■ Exercise prompt ■
Filter the lines below, copying only those with the string "WriteOneChar".

■ Records for the exercise ■
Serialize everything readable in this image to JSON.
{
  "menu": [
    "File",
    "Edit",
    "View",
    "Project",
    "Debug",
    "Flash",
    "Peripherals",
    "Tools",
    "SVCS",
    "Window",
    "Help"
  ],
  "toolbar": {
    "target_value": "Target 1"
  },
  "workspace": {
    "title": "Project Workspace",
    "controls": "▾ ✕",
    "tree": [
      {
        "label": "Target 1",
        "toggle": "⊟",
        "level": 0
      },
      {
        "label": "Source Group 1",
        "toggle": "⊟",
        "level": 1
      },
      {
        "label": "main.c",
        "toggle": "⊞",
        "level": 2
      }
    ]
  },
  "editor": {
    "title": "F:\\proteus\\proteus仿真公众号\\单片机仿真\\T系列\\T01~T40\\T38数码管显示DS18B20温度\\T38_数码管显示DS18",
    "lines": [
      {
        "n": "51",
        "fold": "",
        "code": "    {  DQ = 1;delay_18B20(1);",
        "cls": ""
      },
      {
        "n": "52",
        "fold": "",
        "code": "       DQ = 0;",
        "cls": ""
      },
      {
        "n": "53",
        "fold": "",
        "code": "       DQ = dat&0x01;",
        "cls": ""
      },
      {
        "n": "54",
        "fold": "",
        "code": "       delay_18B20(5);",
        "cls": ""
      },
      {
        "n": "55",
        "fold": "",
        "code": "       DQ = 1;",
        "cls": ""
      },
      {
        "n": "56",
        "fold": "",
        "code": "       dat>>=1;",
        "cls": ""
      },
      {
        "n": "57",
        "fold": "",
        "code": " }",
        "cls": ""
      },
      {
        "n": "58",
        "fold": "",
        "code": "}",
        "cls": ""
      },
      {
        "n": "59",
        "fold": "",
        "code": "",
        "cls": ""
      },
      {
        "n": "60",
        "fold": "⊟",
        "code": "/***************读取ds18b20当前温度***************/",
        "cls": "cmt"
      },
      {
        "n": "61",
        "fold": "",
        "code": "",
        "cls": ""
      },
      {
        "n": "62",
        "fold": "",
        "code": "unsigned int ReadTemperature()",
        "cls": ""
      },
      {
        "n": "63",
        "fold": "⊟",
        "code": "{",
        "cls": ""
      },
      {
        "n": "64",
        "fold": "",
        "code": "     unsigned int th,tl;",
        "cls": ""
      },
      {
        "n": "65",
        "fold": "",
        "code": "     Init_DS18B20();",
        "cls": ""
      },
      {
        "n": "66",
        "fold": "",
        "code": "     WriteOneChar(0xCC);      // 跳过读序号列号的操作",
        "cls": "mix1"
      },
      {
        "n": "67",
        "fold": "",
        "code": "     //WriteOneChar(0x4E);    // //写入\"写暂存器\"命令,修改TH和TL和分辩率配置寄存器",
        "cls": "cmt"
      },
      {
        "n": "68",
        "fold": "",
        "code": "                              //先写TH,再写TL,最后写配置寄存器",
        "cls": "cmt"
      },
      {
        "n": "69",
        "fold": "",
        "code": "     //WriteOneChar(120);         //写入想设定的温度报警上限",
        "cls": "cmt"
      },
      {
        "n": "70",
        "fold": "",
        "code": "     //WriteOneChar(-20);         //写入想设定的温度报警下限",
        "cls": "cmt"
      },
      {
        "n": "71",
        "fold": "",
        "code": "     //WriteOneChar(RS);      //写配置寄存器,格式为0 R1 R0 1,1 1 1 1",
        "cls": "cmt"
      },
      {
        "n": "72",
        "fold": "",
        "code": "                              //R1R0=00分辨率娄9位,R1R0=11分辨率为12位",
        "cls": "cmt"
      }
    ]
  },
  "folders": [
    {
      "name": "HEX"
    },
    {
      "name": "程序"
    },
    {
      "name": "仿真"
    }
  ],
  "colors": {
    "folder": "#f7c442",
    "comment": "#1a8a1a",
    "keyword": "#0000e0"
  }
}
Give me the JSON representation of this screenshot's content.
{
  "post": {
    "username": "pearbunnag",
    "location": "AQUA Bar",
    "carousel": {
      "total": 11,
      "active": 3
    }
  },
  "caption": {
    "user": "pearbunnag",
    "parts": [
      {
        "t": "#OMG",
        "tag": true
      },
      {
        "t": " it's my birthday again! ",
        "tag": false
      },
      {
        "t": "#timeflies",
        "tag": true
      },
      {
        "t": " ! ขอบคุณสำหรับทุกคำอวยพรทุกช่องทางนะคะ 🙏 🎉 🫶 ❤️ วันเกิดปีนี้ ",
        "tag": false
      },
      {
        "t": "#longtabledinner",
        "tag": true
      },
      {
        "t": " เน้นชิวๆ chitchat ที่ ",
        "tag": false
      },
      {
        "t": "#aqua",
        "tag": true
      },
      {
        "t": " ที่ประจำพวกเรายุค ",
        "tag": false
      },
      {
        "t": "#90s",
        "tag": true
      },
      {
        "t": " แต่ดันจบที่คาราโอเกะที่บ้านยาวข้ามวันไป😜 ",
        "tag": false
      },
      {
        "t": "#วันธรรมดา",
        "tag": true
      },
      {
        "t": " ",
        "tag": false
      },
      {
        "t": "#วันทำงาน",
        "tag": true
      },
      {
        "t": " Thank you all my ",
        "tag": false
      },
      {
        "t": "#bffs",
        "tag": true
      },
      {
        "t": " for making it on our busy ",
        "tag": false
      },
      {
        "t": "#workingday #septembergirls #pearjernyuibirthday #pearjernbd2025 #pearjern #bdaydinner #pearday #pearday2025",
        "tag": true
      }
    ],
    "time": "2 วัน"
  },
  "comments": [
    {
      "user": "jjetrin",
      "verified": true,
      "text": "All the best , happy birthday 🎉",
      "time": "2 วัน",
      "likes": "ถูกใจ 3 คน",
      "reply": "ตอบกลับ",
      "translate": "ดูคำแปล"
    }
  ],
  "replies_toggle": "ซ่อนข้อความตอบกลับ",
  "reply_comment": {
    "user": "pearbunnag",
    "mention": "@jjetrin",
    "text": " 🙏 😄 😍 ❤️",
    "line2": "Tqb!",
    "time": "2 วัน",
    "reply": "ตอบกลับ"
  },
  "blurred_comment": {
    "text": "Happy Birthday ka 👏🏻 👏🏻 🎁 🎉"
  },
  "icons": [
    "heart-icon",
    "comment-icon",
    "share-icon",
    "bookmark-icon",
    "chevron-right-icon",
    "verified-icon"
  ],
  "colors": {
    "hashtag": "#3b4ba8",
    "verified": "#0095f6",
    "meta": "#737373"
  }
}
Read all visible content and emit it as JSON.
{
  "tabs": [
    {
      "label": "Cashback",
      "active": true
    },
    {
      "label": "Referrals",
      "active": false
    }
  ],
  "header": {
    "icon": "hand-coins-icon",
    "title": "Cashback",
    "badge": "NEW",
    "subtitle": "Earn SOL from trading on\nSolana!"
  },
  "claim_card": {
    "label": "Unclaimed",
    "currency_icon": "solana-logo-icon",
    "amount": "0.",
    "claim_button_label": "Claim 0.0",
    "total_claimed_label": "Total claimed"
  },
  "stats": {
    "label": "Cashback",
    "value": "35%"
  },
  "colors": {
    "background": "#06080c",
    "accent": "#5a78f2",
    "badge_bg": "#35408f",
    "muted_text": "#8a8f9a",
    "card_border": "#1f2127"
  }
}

■ Solved exercise ■
        "code": "     WriteOneChar(0xCC);      // 跳过读序号列号的操作",
        "code": "     //WriteOneChar(0x4E);    // //写入\"写暂存器\"命令,修改TH和TL和分辩率配置寄存器",
        "code": "     //WriteOneChar(120);         //写入想设定的温度报警上限",
        "code": "     //WriteOneChar(-20);         //写入想设定的温度报警下限",
        "code": "     //WriteOneChar(RS);      //写配置寄存器,格式为0 R1 R0 1,1 1 1 1",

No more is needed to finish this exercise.